Required work:
Every line in the entries that holds "notat" should be identified and copied.

Data about app and page elements:
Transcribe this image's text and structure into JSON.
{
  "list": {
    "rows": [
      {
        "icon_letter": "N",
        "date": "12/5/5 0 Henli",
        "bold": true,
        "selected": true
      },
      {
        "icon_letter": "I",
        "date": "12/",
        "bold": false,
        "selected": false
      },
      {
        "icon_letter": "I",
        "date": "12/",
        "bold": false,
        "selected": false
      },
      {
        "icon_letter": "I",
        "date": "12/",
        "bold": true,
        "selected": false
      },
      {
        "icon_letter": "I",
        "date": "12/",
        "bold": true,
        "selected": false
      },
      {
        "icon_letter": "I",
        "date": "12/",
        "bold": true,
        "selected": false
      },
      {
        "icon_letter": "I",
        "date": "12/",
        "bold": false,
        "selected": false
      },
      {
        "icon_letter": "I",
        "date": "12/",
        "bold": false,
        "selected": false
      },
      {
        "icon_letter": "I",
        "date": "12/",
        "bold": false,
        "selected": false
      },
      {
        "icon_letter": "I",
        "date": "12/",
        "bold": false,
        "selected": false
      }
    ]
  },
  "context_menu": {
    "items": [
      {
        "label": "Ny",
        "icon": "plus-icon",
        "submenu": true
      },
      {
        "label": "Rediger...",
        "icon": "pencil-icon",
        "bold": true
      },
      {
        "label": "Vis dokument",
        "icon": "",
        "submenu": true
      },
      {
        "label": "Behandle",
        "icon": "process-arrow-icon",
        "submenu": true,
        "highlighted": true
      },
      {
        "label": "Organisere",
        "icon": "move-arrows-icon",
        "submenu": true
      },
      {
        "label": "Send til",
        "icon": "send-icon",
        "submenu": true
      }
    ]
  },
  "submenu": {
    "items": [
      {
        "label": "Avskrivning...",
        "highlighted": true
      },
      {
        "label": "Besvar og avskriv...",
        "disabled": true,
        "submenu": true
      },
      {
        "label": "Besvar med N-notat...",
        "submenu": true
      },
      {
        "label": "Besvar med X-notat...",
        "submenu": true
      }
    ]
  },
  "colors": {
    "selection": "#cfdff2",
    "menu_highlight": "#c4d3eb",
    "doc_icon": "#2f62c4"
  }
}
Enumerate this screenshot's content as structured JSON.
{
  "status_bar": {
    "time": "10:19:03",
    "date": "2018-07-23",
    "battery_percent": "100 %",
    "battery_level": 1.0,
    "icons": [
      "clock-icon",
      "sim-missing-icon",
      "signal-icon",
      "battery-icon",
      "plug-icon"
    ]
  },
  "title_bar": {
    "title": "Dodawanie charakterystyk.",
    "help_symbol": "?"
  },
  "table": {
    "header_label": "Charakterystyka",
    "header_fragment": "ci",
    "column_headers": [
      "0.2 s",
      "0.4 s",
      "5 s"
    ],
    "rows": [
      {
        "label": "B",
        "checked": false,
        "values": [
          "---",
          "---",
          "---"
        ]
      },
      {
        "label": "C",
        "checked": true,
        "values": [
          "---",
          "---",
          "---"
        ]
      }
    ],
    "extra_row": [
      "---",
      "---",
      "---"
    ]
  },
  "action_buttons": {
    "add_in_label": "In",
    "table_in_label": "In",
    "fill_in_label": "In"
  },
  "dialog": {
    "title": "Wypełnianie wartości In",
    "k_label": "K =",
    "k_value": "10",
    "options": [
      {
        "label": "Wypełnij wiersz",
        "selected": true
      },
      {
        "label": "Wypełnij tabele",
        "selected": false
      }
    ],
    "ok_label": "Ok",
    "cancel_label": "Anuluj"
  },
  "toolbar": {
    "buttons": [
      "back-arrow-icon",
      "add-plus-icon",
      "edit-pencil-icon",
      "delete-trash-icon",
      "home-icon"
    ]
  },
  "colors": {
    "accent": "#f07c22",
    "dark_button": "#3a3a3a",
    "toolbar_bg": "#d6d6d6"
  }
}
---
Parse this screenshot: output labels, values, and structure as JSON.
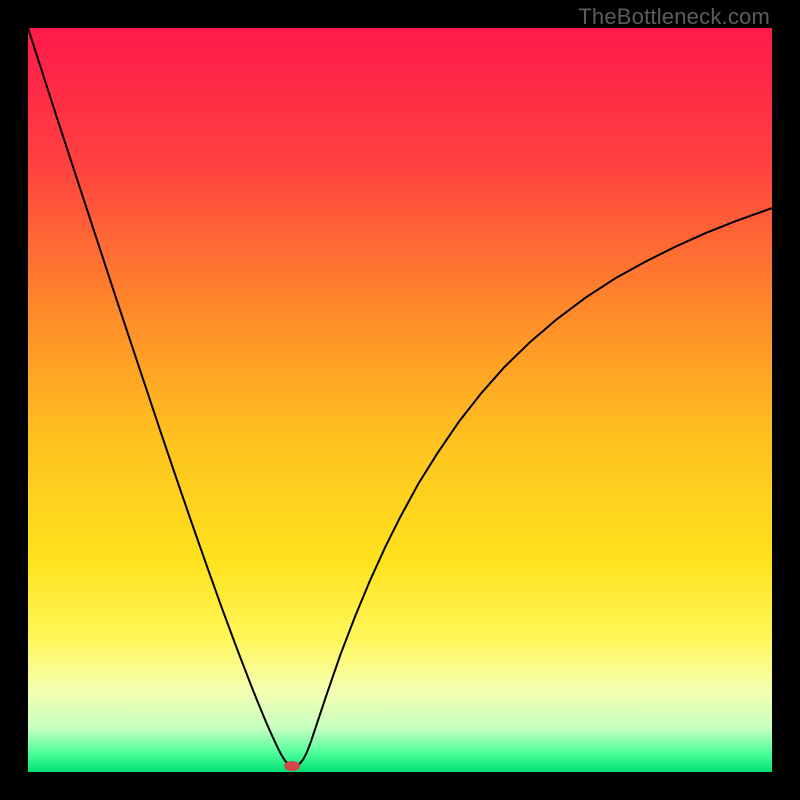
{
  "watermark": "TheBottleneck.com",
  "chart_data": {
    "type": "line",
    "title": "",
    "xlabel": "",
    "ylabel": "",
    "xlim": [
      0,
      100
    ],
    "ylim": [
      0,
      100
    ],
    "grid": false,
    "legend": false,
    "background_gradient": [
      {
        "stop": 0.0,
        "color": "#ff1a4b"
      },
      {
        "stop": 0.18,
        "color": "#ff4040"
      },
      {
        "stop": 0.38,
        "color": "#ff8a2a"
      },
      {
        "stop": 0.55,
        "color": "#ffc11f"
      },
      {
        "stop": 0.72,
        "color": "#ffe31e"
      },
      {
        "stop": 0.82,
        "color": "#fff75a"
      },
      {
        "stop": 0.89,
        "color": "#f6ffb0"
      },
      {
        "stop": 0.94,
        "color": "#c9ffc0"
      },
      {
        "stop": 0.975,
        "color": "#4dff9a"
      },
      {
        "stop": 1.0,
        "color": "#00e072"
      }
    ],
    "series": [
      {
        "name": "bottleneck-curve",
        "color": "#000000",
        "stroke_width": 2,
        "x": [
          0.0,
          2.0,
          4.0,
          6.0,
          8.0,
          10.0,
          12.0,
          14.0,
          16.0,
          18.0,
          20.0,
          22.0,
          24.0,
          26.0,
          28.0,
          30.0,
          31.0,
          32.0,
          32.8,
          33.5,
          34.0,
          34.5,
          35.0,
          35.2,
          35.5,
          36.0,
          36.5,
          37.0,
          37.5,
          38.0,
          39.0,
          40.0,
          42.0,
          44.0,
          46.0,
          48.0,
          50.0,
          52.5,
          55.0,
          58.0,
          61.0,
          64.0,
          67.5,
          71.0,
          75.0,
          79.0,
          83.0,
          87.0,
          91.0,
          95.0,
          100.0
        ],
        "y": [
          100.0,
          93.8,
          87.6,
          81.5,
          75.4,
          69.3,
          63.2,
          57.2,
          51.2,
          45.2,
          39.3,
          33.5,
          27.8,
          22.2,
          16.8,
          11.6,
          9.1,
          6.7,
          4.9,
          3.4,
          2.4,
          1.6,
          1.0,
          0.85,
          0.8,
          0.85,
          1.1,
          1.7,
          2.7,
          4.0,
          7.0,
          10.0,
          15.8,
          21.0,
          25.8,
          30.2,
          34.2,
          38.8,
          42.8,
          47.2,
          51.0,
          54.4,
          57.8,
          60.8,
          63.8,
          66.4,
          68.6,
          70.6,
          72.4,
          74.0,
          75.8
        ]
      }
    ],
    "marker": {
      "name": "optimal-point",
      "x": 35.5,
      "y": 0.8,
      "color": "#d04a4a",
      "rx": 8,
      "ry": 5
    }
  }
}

Your solution:
        "label": "Besvar med N-notat...",
        "label": "Besvar med X-notat...",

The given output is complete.